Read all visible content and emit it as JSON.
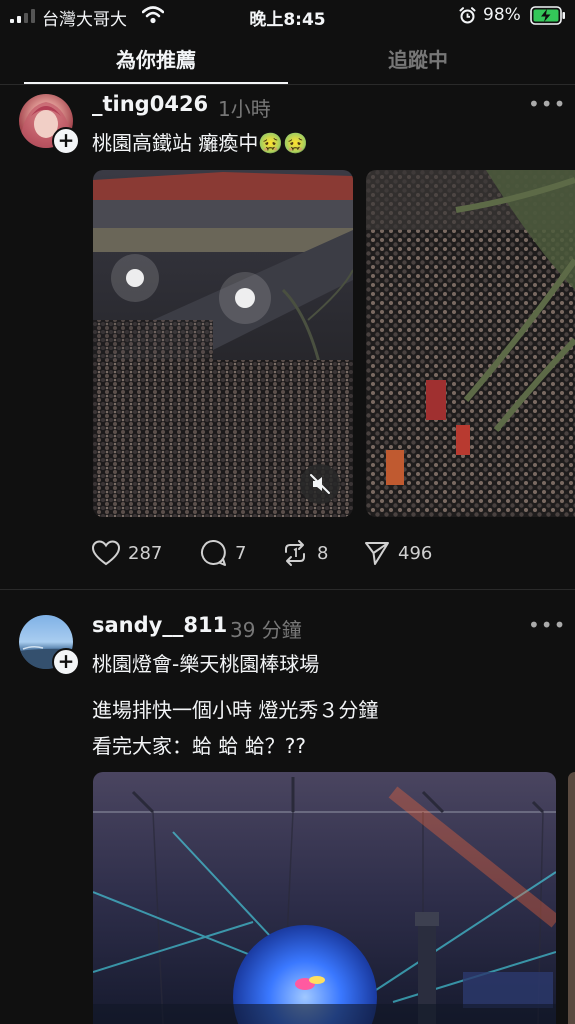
{
  "status_bar": {
    "carrier": "台灣大哥大",
    "time": "晚上8:45",
    "battery_percent": "98%",
    "icons": [
      "signal-icon",
      "wifi-icon",
      "alarm-icon",
      "battery-charging-icon"
    ]
  },
  "tabs": [
    {
      "label": "為你推薦",
      "active": true
    },
    {
      "label": "追蹤中",
      "active": false
    }
  ],
  "posts": [
    {
      "username": "_ting0426",
      "time": "1小時",
      "text": "桃園高鐵站 癱瘓中🤢🤢",
      "stats": {
        "likes": "287",
        "comments": "7",
        "reposts": "8",
        "shares": "496"
      }
    },
    {
      "username": "sandy__811",
      "time": "39 分鐘",
      "text_lines": [
        "桃園燈會-樂天桃園棒球場",
        "進場排快一個小時 燈光秀３分鐘",
        "看完大家：蛤 蛤 蛤？??"
      ]
    }
  ],
  "colors": {
    "background": "#101010",
    "text": "#f3f5f7",
    "muted": "#777777",
    "battery_green": "#34c759"
  }
}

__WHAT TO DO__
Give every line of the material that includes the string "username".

__ANSWER FOR THIS EXERCISE__
      "username": "_ting0426",
      "username": "sandy__811",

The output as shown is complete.